▶ [ACTION ITEM]: Restating the data exactly is the whole task.

▶ [EXTRACTED ENTRIES]:
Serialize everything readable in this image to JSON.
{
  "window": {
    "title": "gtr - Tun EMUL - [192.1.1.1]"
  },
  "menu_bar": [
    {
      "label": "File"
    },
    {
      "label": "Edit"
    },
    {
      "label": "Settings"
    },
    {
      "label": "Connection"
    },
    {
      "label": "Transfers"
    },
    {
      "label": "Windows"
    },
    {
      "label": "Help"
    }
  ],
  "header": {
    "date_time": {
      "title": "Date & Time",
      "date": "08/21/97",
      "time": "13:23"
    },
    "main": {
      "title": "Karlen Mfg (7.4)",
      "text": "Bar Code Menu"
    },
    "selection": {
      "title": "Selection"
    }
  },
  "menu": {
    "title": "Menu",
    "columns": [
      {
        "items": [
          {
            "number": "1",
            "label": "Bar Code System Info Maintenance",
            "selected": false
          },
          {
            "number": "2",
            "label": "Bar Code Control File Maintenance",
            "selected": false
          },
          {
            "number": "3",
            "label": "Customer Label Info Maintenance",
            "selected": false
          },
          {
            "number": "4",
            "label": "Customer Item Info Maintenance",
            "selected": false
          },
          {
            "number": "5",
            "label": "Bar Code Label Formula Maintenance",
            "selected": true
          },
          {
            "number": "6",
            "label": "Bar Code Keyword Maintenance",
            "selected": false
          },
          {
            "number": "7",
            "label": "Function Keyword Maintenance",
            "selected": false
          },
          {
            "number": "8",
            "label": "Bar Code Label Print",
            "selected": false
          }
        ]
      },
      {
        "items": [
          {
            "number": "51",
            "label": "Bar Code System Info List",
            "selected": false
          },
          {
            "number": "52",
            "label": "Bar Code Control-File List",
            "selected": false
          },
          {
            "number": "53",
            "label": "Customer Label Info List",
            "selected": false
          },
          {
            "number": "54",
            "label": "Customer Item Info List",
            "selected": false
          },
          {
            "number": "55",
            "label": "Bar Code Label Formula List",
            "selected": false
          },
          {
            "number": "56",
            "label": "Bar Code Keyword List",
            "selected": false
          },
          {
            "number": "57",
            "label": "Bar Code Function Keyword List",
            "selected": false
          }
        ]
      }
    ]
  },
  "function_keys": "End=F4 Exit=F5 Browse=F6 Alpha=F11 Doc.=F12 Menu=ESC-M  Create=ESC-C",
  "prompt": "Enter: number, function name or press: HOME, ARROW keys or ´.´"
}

▶ [TASK RESPONSE]:
Serialize everything readable in this image to JSON.
{
  "window": {
    "title": "gtr - Tun EMUL - [192.1.1.1]"
  },
  "menu_bar": [
    {
      "label": "File"
    },
    {
      "label": "Edit"
    },
    {
      "label": "Settings"
    },
    {
      "label": "Connection"
    },
    {
      "label": "Transfers"
    },
    {
      "label": "Windows"
    },
    {
      "label": "Help"
    }
  ],
  "header": {
    "date_time": {
      "title": "Date & Time",
      "date": "08/21/97",
      "time": "13:23"
    },
    "main": {
      "title": "Karlen Mfg (7.4)",
      "text": "Bar Code Menu"
    },
    "selection": {
      "title": "Selection"
    }
  },
  "menu": {
    "title": "Menu",
    "columns": [
      {
        "items": [
          {
            "number": "1",
            "label": "Bar Code System Info Maintenance",
            "selected": false
          },
          {
            "number": "2",
            "label": "Bar Code Control File Maintenance",
            "selected": false
          },
          {
            "number": "3",
            "label": "Customer Label Info Maintenance",
            "selected": false
          },
          {
            "number": "4",
            "label": "Customer Item Info Maintenance",
            "selected": false
          },
          {
            "number": "5",
            "label": "Bar Code Label Formula Maintenance",
            "selected": true
          },
          {
            "number": "6",
            "label": "Bar Code Keyword Maintenance",
            "selected": false
          },
          {
            "number": "7",
            "label": "Function Keyword Maintenance",
            "selected": false
          },
          {
            "number": "8",
            "label": "Bar Code Label Print",
            "selected": false
          }
        ]
      },
      {
        "items": [
          {
            "number": "51",
            "label": "Bar Code System Info List",
            "selected": false
          },
          {
            "number": "52",
            "label": "Bar Code Control-File List",
            "selected": false
          },
          {
            "number": "53",
            "label": "Customer Label Info List",
            "selected": false
          },
          {
            "number": "54",
            "label": "Customer Item Info List",
            "selected": false
          },
          {
            "number": "55",
            "label": "Bar Code Label Formula List",
            "selected": false
          },
          {
            "number": "56",
            "label": "Bar Code Keyword List",
            "selected": false
          },
          {
            "number": "57",
            "label": "Bar Code Function Keyword List",
            "selected": false
          }
        ]
      }
    ]
  },
  "function_keys": "End=F4 Exit=F5 Browse=F6 Alpha=F11 Doc.=F12 Menu=ESC-M  Create=ESC-C",
  "prompt": "Enter: number, function name or press: HOME, ARROW keys or ´.´"
}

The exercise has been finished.